Intrepid: Complexions Contemporary Ballet Dances Freedom
by Dana Nichols
Complexions Contemporary Ballet, headed by Dwight Rhoden and Desmond Richardson, returns to the Joyce Theater for its 28th season. The packed theater buzzes with the collegial energy of an audience full of dancers. Two Ailey dancers chat behind me in line, I sit next to a retired Complexions dancer, and all around I hear excited comments from dance students. As the lights dim, someone cheers joyfully, as if reuniting with a dear friend. In program A, the company performs two full length ballets choreographed by Rhoden: Snatched Back from the Edges, a world premiere, and Love Rocks, from 2020. The dancers in Complexions are aptly all different shapes, sizes and colors, but somehow still made in Desmond Richardson’s image: statuesque and muscular, with hyper-extended legs and perfect feet.
Originally a pandemic dance film that has now been adapted to the stage, Snatched Back from the Edges chronicles the pandemic and uprisings around the murder of George Floyd. The beginning is full of frenzied and sharp movements that convey the numb busyness of the early pandemic months. At first, I do not feel the emotional weight of these events, but as the choreography moves quickly between a never-ending stream of solos, duets, and trios, I feel a constant play with risk. The dancers unflinchingly fling themselves off-center in spite of the danger. Later, the movement softens in the dancers’ torsos and heads. The ensemble gestures more--they point their fingers to accuse, point to show, point up to a god. A dry voice sings with a thumping beat and the strictly contemporary ballet aesthetic relaxes into syncopated stomps and rooted pliés as the music shifts into gospel and hip hop. Despite the feeling that the choreography relies heavily on music and description to convey its message, joy arises from watching the dancers move dare-devilishly, expressing the full endurance of their bodies and spirits.
Love Rocks is set to a suite of Lenny Kravitz hits and the choreography fully embodies his multicultural utopic aura of free love. The women don black leather and mesh bustiers with skirts, while the men are adorned with black feathers and leathery pants. The piece begins with the company members holding each other. As they break apart, the dancers playfully relate to one another as if they are in the club, twisting their hips sensuously. Rhoden’s choreography is deeply technical, but also laced with an edge of sweaty, carefree sexuality. Between ferocious lifts, dancers bump and grind, salsa, and the women strut en pointe. Under feverish red lights, the frequency feels like the late part of the night when everyone stops thinking and finds the collective groove. The women throw themselves into countless high tilts with sickening precision while the men effortlessly spin off-balance. The group choreography features cascading canons in and out of each other and solos break out, flying into duets and trios with constant chaos. An elevated dancer tumbles forward in the air with swift velocity. Dancers throw their bodies with liberated abandon. In contrast to Snatched Back, Rhoden offers a different antidote to pain and oppression beyond fearlessness: loving someone.

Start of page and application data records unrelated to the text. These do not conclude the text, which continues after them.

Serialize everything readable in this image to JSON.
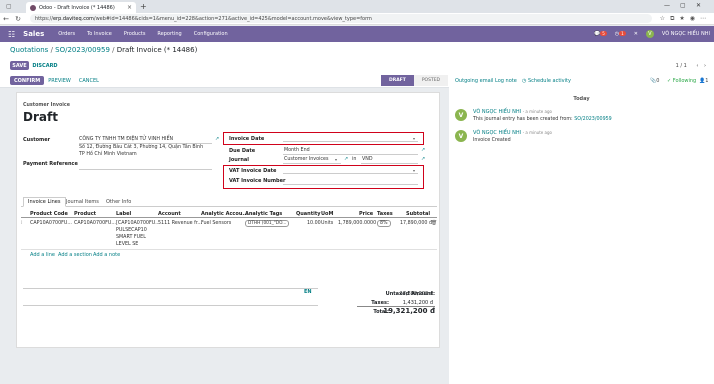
{
  "browser": {
    "tab_title": "Odoo - Draft Invoice (* 14486)",
    "url_prefix": "https://",
    "url_host": "erp.daviteq.com",
    "url_path": "/web#id=14486&cids=1&menu_id=228&action=271&active_id=425&model=account.move&view_type=form"
  },
  "navbar": {
    "app_name": "Sales",
    "menu": [
      "Orders",
      "To Invoice",
      "Products",
      "Reporting",
      "Configuration"
    ],
    "chat_badge": "5",
    "activity_badge": "1",
    "user": "VÕ NGỌC HIẾU NHI",
    "company": "V"
  },
  "breadcrumb": {
    "part1": "Quotations",
    "part2": "SO/2023/00959",
    "current": "Draft Invoice (* 14486)"
  },
  "actions": {
    "save": "SAVE",
    "discard": "DISCARD"
  },
  "pager": "1 / 1",
  "statusbar": {
    "confirm": "CONFIRM",
    "preview": "PREVIEW",
    "cancel": "CANCEL",
    "stages": [
      "DRAFT",
      "POSTED"
    ]
  },
  "form": {
    "type_label": "Customer Invoice",
    "state": "Draft",
    "customer_label": "Customer",
    "customer_name": "CÔNG TY TNHH TM ĐIỆN TỬ VINH HIỂN",
    "customer_addr1": "Số 12, Đường Bàu Cát 3, Phường 14, Quận Tân Bình",
    "customer_addr2": "TP Hồ Chí Minh Vietnam",
    "payment_ref_label": "Payment Reference",
    "invoice_date_label": "Invoice Date",
    "due_date_label": "Due Date",
    "due_date_value": "Month End",
    "journal_label": "Journal",
    "journal_value": "Customer Invoices",
    "journal_in": "in",
    "currency": "VND",
    "vat_date_label": "VAT Invoice Date",
    "vat_number_label": "VAT Invoice Number"
  },
  "tabs": [
    "Invoice Lines",
    "Journal Items",
    "Other Info"
  ],
  "table": {
    "headers": [
      "Product Code",
      "Product",
      "Label",
      "Account",
      "Analytic Accou...",
      "Analytic Tags",
      "Quantity",
      "UoM",
      "Price",
      "Taxes",
      "Subtotal"
    ],
    "row": {
      "code": "CAP10A0700FU...",
      "product": "CAP10A0700FU...",
      "label_lines": [
        "[CAP10A0700FU...",
        "PULSECAP10",
        "SMART FUEL",
        "LEVEL SE"
      ],
      "account": "5111 Revenue fr...",
      "analytic": "Fuel Sensors",
      "tag": "DTHH (001_\"DO...",
      "qty": "10.00",
      "uom": "Units",
      "price": "1,789,000.0000",
      "tax": "8%",
      "subtotal": "17,890,000 đ"
    },
    "add_line": "Add a line",
    "add_section": "Add a section",
    "add_note": "Add a note"
  },
  "totals": {
    "lang": "EN",
    "untaxed_label": "Untaxed Amount:",
    "untaxed_value": "17,890,000 đ",
    "taxes_label": "Taxes:",
    "taxes_value": "1,431,200 đ",
    "total_label": "Total:",
    "total_value": "19,321,200 đ"
  },
  "chatter": {
    "outgoing": "Outgoing email",
    "log_note": "Log note",
    "schedule": "Schedule activity",
    "attach_count": "0",
    "following": "Following",
    "followers": "1",
    "today": "Today",
    "messages": [
      {
        "author": "VÕ NGỌC HIẾU NHI",
        "time": "- a minute ago",
        "body": "This journal entry has been created from:",
        "link": "SO/2023/00959"
      },
      {
        "author": "VÕ NGỌC HIẾU NHI",
        "time": "- a minute ago",
        "body": "Invoice Created",
        "link": ""
      }
    ]
  }
}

The strength of this show comes from dancers who embody freedom. Watching April Watson’s animated, unapologetic dancing leaves me wanting for nothing. With her full afro bouncing freely, she serves legs and feet that ballerinas around the world would envy. In Snatched Back, she throws her head back and pantomimes a scream while being carried away. As a Black woman, I am proud to see this dark-skinned woman thriving on stage, and overjoyed to see her artistry powerfully maximized by Richardson and Rhoden. Brandon Gray’s beaming presence and storytelling abilities single handedly shift the emotional tenor of Snatched Back in his gospel solos. Thomas Dilley’s liquid torso elicits screams and claps from the audience. Larissa Gerke slides across the full length of the stage on pointe.The dancers do not falter in this series of seemingly death defying acts of physicality. The company reminds us not to live timidly, but with everything we’ve got.
By Dana Nichols
December 17, 2021